To reach out to parents, Ernst sent home announcements and follow-up reminders in English and Spanish. She and Vidal called parents, and she recruited students to promote the program in classes, following up with families of eager students. School 14’s staff members feel that such intensive effort will pay of in future years, as parents start to trust the school and spread the word around the community. In addition to continuing literature circles, the school plans to add family math and science programs in the coming year.
Started as a four-week pilot program in March 2003, Ernst and her colleagues extended the program by an additional four weeks in response to families’ enthusiasm. Grateful for the time to read with her kids, Vidal looks forward to the coming year’s programs and plans a more intensive family recruitment effort for the summer. “I know as a parent that the more you’re involved in your children’s education, the more they’ll do and the better they’ll do,” she said. “If I am involved with teachers, I know my son will do good. And I know I am not going to lose him when he becomes a teenager because is used to doing well in school, and he knows that Mommy will be watching him with four eyes.”
More About Literature Circles
For extensive, thoughtfully written descriptions of the theory and practice of literature circles, along with analysis of research that supports their effectiveness, see Harvey Daniels’ Literature Circles: Voice and Choice in Book Clubs and Reading Groups, Second edition (Stenhouse Publishers, Portland, ME, 2002) Literature Circles is also available online at www.stenhouse.com/0333.htm.
Defining Literature Circles
In Literature Circles: Voice and Choice in Book Clubs and Reading Groups, author Harvey Daniels writes that literature circles have the following hallmarks:
- Students choose their own reading materials
- Small temporary groups are formed, based upon book choice
- Different groups read different books
- Groups meet on a regular, predictable schedule to discus their reading
- Kids use written or drawn notes to guide both their reading and discussion
- Discussion topics come from the students
- Group meetings aim to be open, natural conversations about books, so personal connections, digressions, and open-ended questions are welcome
- The teacher serves as a facilitator, not a group member or instructor
- Evaluation is by teacher observation and student self-evaluation
- A spirit of playfulness and fun pervades the room.
When books are finished, readers share with their classmates, and then new groups form around new reading choices.

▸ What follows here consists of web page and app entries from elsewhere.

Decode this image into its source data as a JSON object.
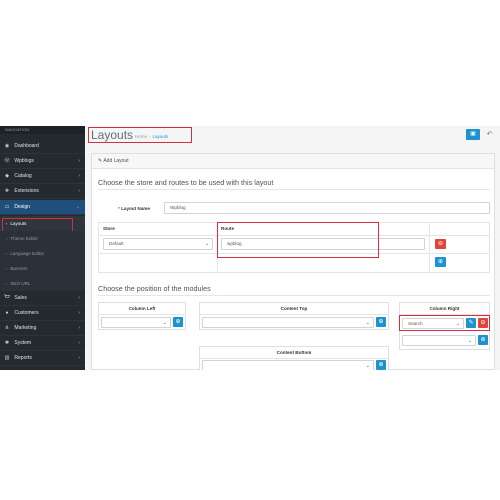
{
  "sidebar": {
    "header": "NAVIGATION",
    "items": [
      {
        "label": "Dashboard",
        "icon": "dashboard-icon",
        "glyph": "◉",
        "chev": ""
      },
      {
        "label": "Wpblogs",
        "icon": "wordpress-icon",
        "glyph": "Ⓦ",
        "chev": "›"
      },
      {
        "label": "Catalog",
        "icon": "tag-icon",
        "glyph": "◆",
        "chev": "›"
      },
      {
        "label": "Extensions",
        "icon": "puzzle-icon",
        "glyph": "✚",
        "chev": "›"
      },
      {
        "label": "Design",
        "icon": "monitor-icon",
        "glyph": "▭",
        "chev": "⌄"
      },
      {
        "label": "Sales",
        "icon": "cart-icon",
        "glyph": "🛒",
        "chev": "›"
      },
      {
        "label": "Customers",
        "icon": "user-icon",
        "glyph": "●",
        "chev": "›"
      },
      {
        "label": "Marketing",
        "icon": "share-icon",
        "glyph": "⋔",
        "chev": "›"
      },
      {
        "label": "System",
        "icon": "gear-icon",
        "glyph": "✱",
        "chev": "›"
      },
      {
        "label": "Reports",
        "icon": "bar-chart-icon",
        "glyph": "▥",
        "chev": "›"
      }
    ],
    "design_sub": [
      "Layouts",
      "Theme Editor",
      "Language Editor",
      "Banners",
      "SEO URL"
    ]
  },
  "page": {
    "title": "Layouts",
    "breadcrumb_home": "Home",
    "breadcrumb_sep": "›",
    "breadcrumb_current": "Layouts",
    "save_glyph": "▣",
    "back_glyph": "↶"
  },
  "panel": {
    "heading_glyph": "✎",
    "heading": "Add Layout",
    "section1": "Choose the store and routes to be used with this layout",
    "layout_name_req": "*",
    "layout_name_label": "Layout Name",
    "layout_name_value": "Wpblog",
    "store_header": "Store",
    "route_header": "Route",
    "store_value": "Default",
    "route_value": "wpblog",
    "section2": "Choose the position of the modules",
    "col_left": "Column Left",
    "content_top": "Content Top",
    "content_bottom": "Content Bottom",
    "col_right": "Column Right",
    "col_right_value": "Search",
    "remove_glyph": "⊖",
    "add_glyph": "⊕",
    "edit_glyph": "✎",
    "caret": "⌄"
  }
}
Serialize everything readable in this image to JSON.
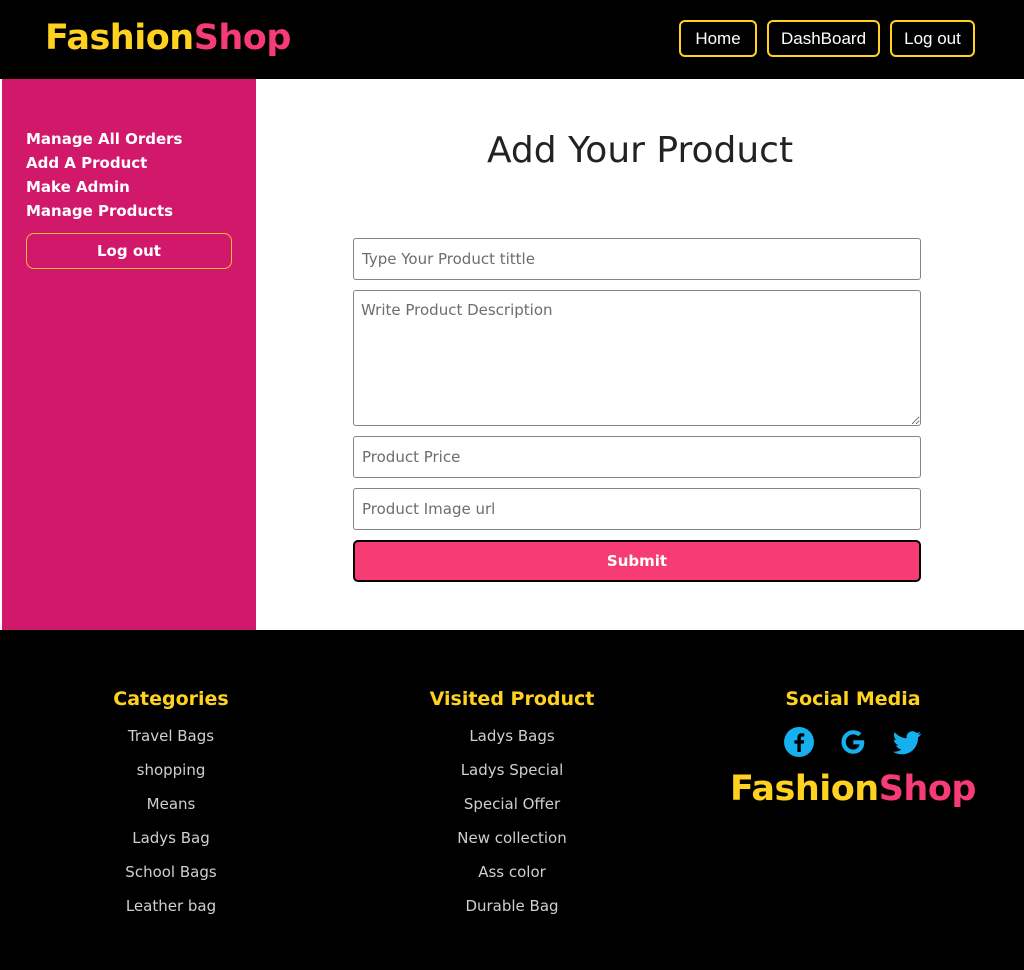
{
  "header": {
    "brand_part1": "Fashion",
    "brand_part2": "Shop",
    "nav": [
      "Home",
      "DashBoard",
      "Log out"
    ]
  },
  "sidebar": {
    "links": [
      "Manage All Orders",
      "Add A Product",
      "Make Admin",
      "Manage Products"
    ],
    "logout_label": "Log out"
  },
  "form": {
    "title": "Add Your Product",
    "title_placeholder": "Type Your Product tittle",
    "description_placeholder": "Write Product Description",
    "price_placeholder": "Product Price",
    "image_placeholder": "Product Image url",
    "submit_label": "Submit"
  },
  "footer": {
    "categories": {
      "heading": "Categories",
      "items": [
        "Travel Bags",
        "shopping",
        "Means",
        "Ladys Bag",
        "School Bags",
        "Leather bag"
      ]
    },
    "visited": {
      "heading": "Visited Product",
      "items": [
        "Ladys Bags",
        "Ladys Special",
        "Special Offer",
        "New collection",
        "Ass color",
        "Durable Bag"
      ]
    },
    "social": {
      "heading": "Social Media",
      "icons": [
        "facebook-icon",
        "google-icon",
        "twitter-icon"
      ],
      "brand_part1": "Fashion",
      "brand_part2": "Shop"
    }
  },
  "colors": {
    "brand_yellow": "#ffd21f",
    "brand_pink": "#f63b75",
    "sidebar_bg": "#d1186b",
    "social_icon": "#15b0ee"
  }
}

The website www.literaturecircles.com, cosponsored by Stenhouse Publishers and the Walloon Institute, also provides an overview of literature circle practices, resources, and research.